Spain will invest pound 14.9 billion ($16 billion) in water projects over the coming years to alleviate drought, Teresa Ribera, the country's environment minister, announced on Tuesday.
Nearly pound 12 billion of the investment will go towards projects like desalination, water reuse, making pipelines more efficient, and regulating other infrastructures.
The other more than pound 3 billion will go towards 'digitizing water' with new technologies and big data, which the government says will be a 'qualitative leap' in terms of managing water and the drought.
According to the government, 14.6% of Spain is currently in the throes of a 'drought emergency,' while a further 27.4% is on alert for drought.

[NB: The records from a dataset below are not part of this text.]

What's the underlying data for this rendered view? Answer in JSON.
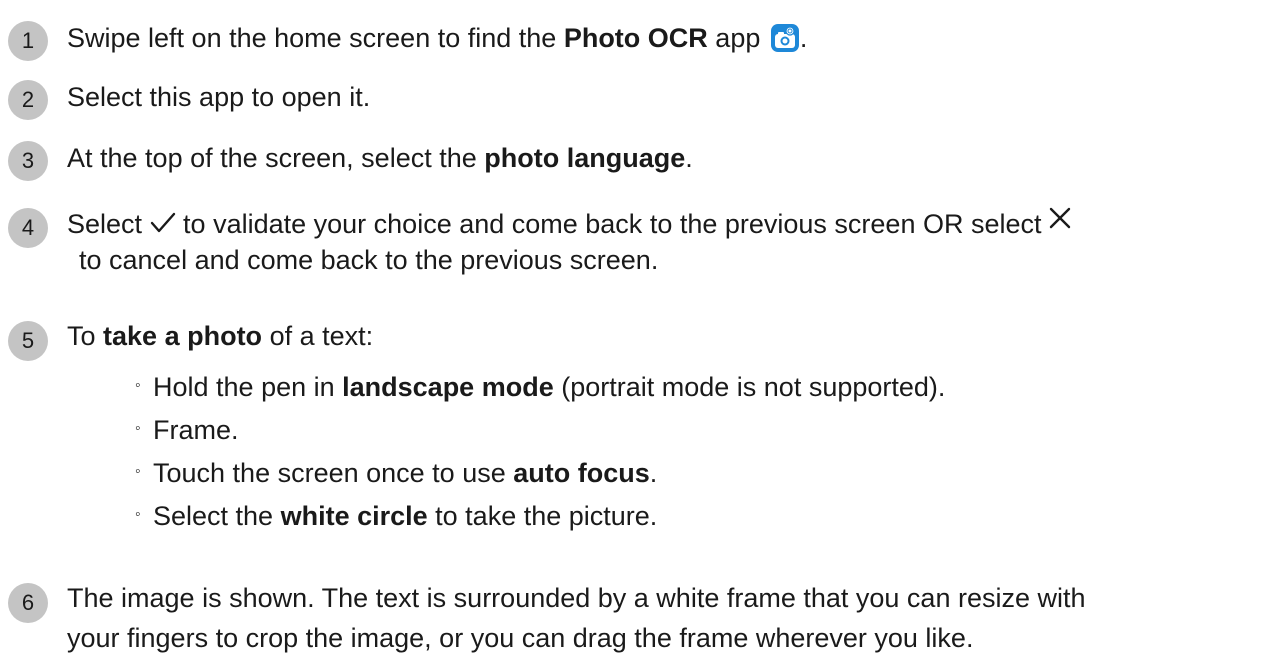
{
  "steps": [
    {
      "number": "1",
      "parts": [
        "Swipe left on the home screen to find the ",
        "Photo OCR",
        " app ",
        "."
      ],
      "icon": "photo-ocr-app-icon"
    },
    {
      "number": "2",
      "text": "Select this app to open it."
    },
    {
      "number": "3",
      "parts": [
        "At the top of the screen, select the ",
        "photo language",
        "."
      ]
    },
    {
      "number": "4",
      "parts": [
        "Select ",
        " to validate your choice and come back to the previous screen OR select ",
        "to cancel and come back to the previous screen."
      ],
      "icons": [
        "checkmark-icon",
        "close-icon"
      ]
    },
    {
      "number": "5",
      "parts": [
        "To ",
        "take a photo",
        " of a text:"
      ],
      "bullet": "◦",
      "subitems": [
        {
          "parts": [
            "Hold the pen in ",
            "landscape mode",
            " (portrait mode is not supported)."
          ]
        },
        {
          "text": "Frame."
        },
        {
          "parts": [
            "Touch the screen once to use ",
            "auto focus",
            "."
          ]
        },
        {
          "parts": [
            "Select the ",
            "white circle",
            " to take the picture."
          ]
        }
      ]
    },
    {
      "number": "6",
      "lines": [
        "The image is shown. The text is surrounded by a white frame that you can resize with",
        "your fingers to crop the image, or you can drag the frame wherever you like."
      ]
    }
  ],
  "colors": {
    "badge": "#c4c4c4",
    "text": "#1a1a1a",
    "app_icon": "#1e88d8"
  }
}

Although torrential rains from the recent storm brought much-needed water to some parts of Spain, the government said it has not solved the existing problems.
It also said climate change is making Spain more vulnerable to drought than other European nations. That is why it is moving to optimize available water to decrease the socio-economic impacts of a lack of rainfall.

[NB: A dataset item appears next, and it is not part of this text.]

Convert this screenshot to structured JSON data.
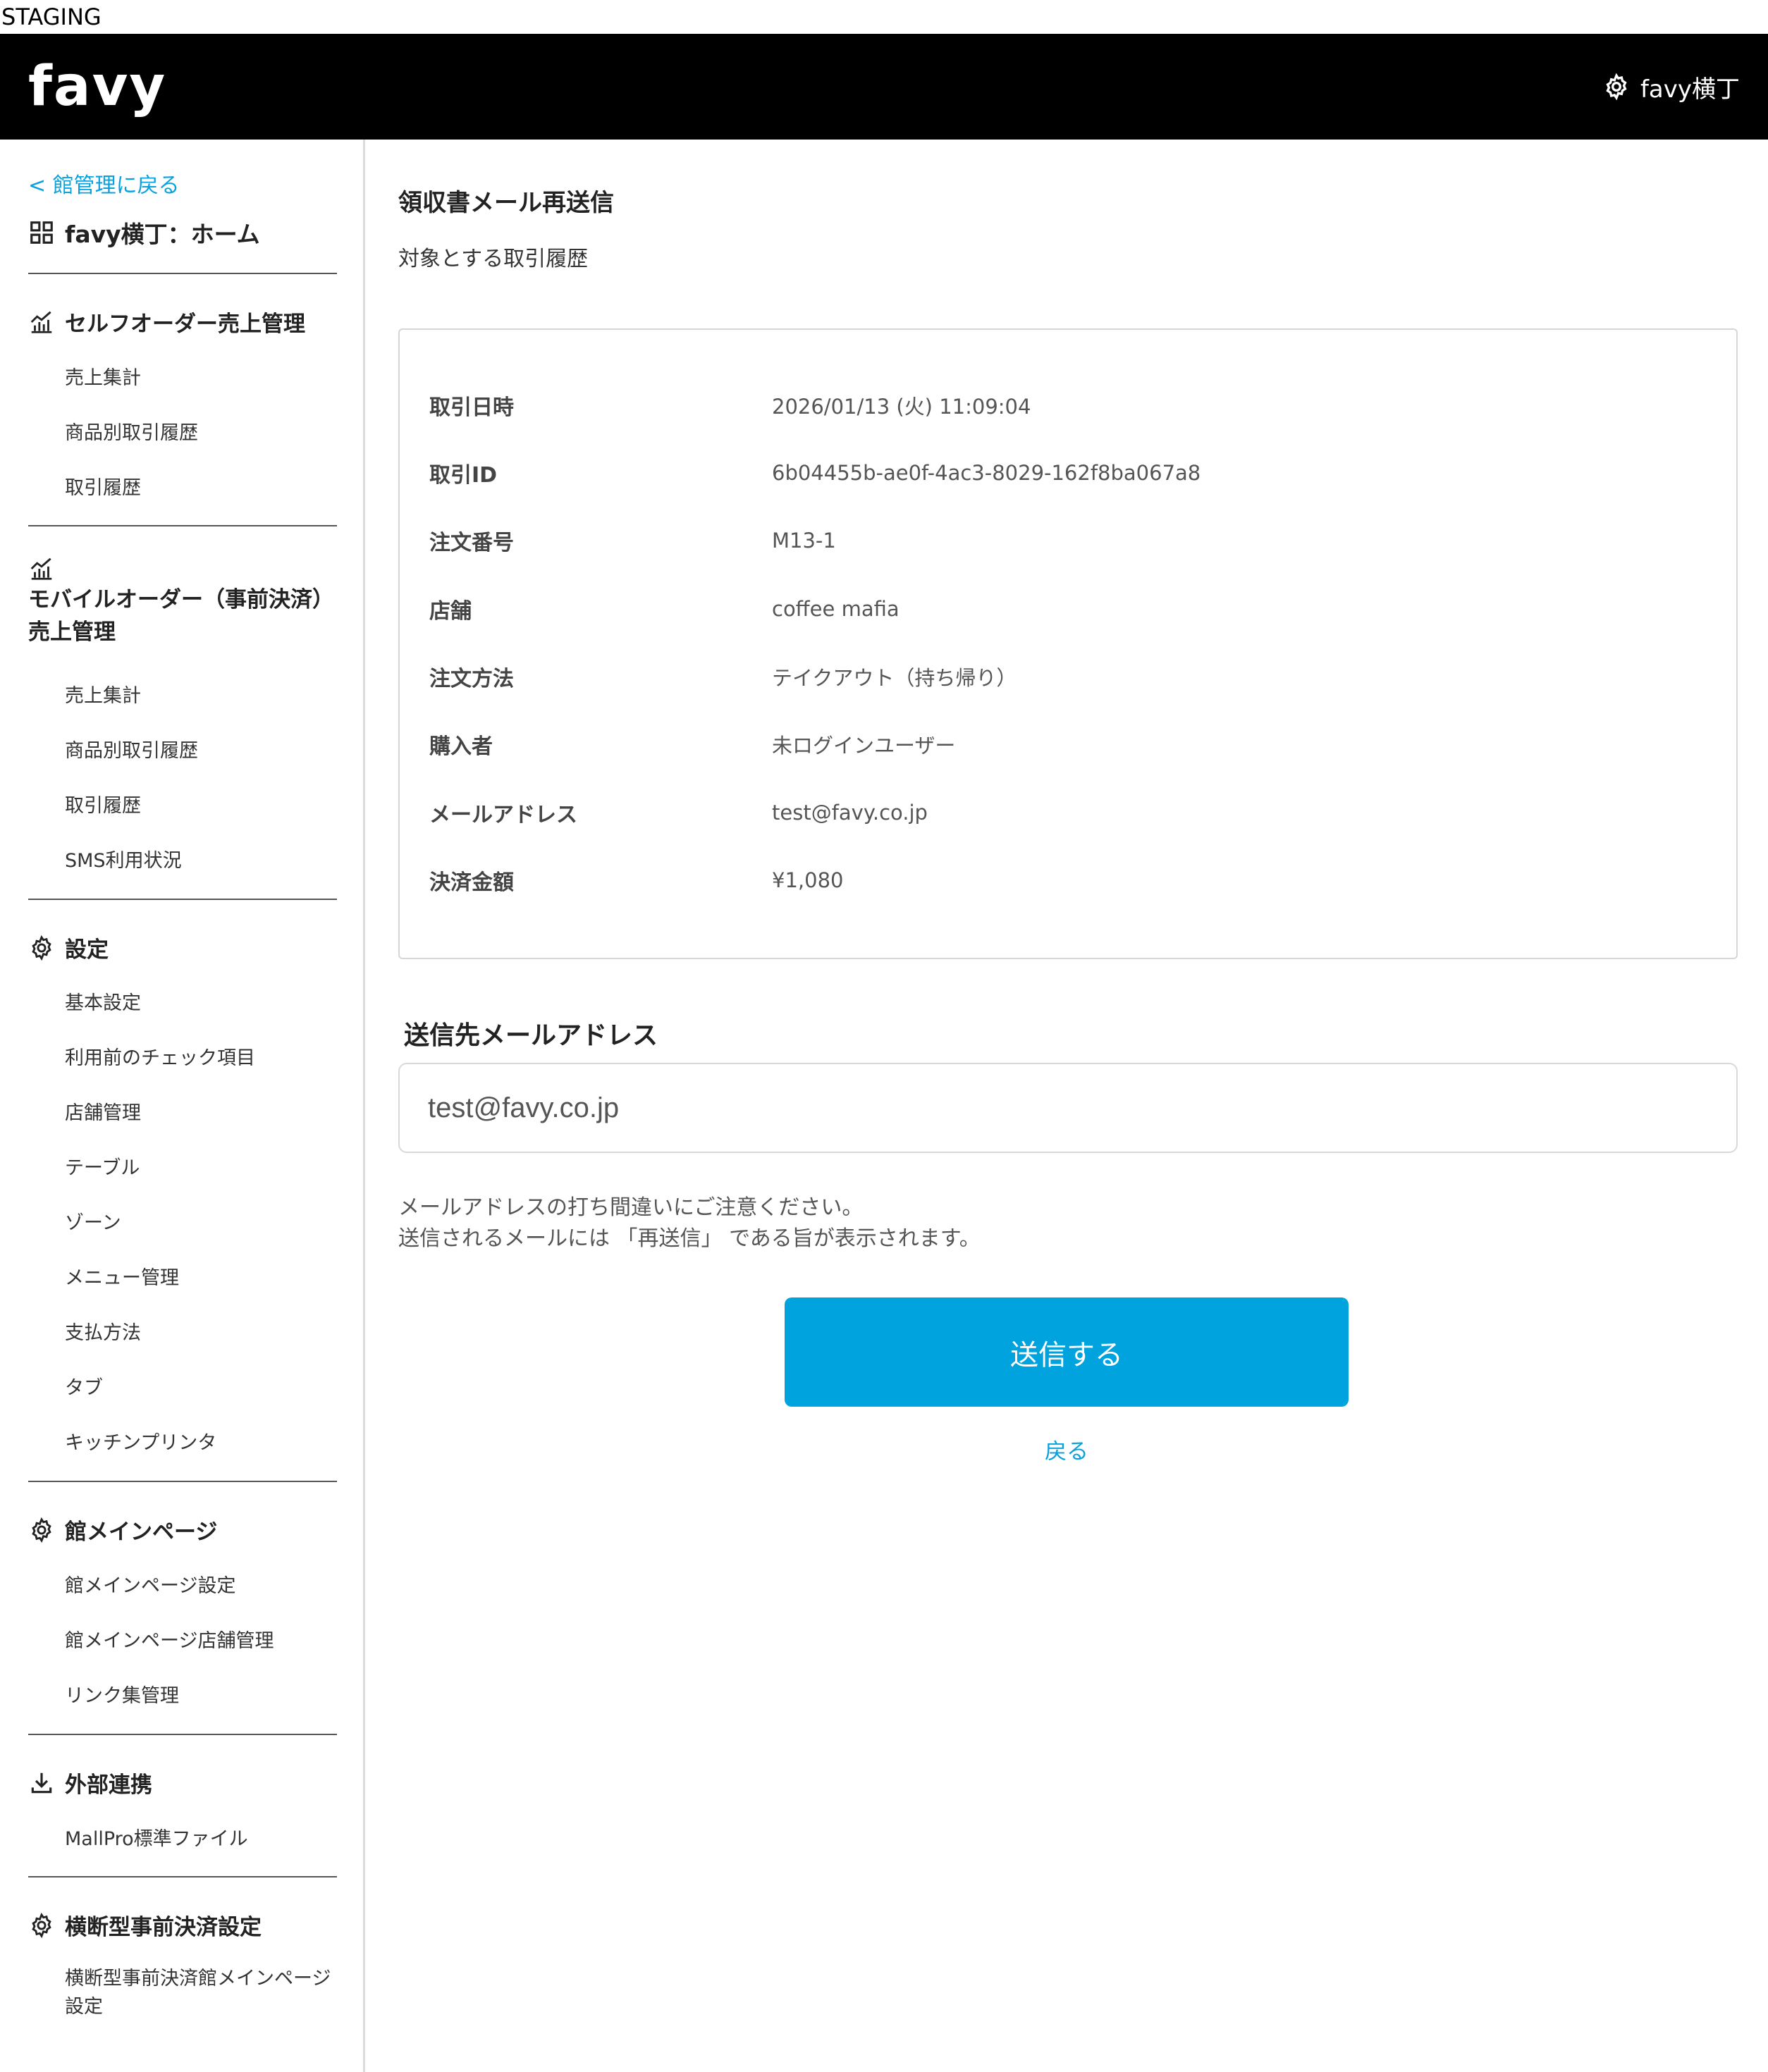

Due to the drought, the government estimates that grain production dropped 40% this year compared to the last year. As a result, Spain will have to import around 20 million tons of it.
Fruit and vegetable production has also been hit. The government said that in Andalusia, instead of planting tomatoes on the usual 6,600 hectares (16,308 acres) of land this year, the drought dramatically reduced the production area to 1,700 hectares (4.200 acres).
The government also warned that Spain is set to see the second poor olive oil yield in a row, although figures suggest the 2023 season will be slightly better than last year's. The weather in the coming weeks will be key, as the new season begins on Oct. 1.
Source: Anadolu Agency